> [Work to be completed] A complete and exact copy of the data below is required.

(Data for the task)

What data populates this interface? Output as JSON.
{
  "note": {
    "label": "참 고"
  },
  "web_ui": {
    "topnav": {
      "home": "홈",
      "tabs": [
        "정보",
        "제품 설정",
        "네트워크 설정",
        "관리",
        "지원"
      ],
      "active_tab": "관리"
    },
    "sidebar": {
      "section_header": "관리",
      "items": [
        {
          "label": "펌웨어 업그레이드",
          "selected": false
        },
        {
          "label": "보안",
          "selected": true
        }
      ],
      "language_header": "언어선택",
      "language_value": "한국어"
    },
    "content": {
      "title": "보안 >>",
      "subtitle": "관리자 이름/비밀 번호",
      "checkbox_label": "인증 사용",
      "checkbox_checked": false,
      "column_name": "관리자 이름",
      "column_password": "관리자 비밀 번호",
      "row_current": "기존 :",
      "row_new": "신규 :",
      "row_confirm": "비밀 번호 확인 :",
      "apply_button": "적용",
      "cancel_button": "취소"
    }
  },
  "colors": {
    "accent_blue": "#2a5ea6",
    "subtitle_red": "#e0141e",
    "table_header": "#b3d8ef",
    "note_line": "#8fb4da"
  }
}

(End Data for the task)

> [Answer to this exercise]
What data populates this interface? Output as JSON.
{
  "note": {
    "label": "참 고"
  },
  "web_ui": {
    "topnav": {
      "home": "홈",
      "tabs": [
        "정보",
        "제품 설정",
        "네트워크 설정",
        "관리",
        "지원"
      ],
      "active_tab": "관리"
    },
    "sidebar": {
      "section_header": "관리",
      "items": [
        {
          "label": "펌웨어 업그레이드",
          "selected": false
        },
        {
          "label": "보안",
          "selected": true
        }
      ],
      "language_header": "언어선택",
      "language_value": "한국어"
    },
    "content": {
      "title": "보안 >>",
      "subtitle": "관리자 이름/비밀 번호",
      "checkbox_label": "인증 사용",
      "checkbox_checked": false,
      "column_name": "관리자 이름",
      "column_password": "관리자 비밀 번호",
      "row_current": "기존 :",
      "row_new": "신규 :",
      "row_confirm": "비밀 번호 확인 :",
      "apply_button": "적용",
      "cancel_button": "취소"
    }
  },
  "colors": {
    "accent_blue": "#2a5ea6",
    "subtitle_red": "#e0141e",
    "table_header": "#b3d8ef",
    "note_line": "#8fb4da"
  }
}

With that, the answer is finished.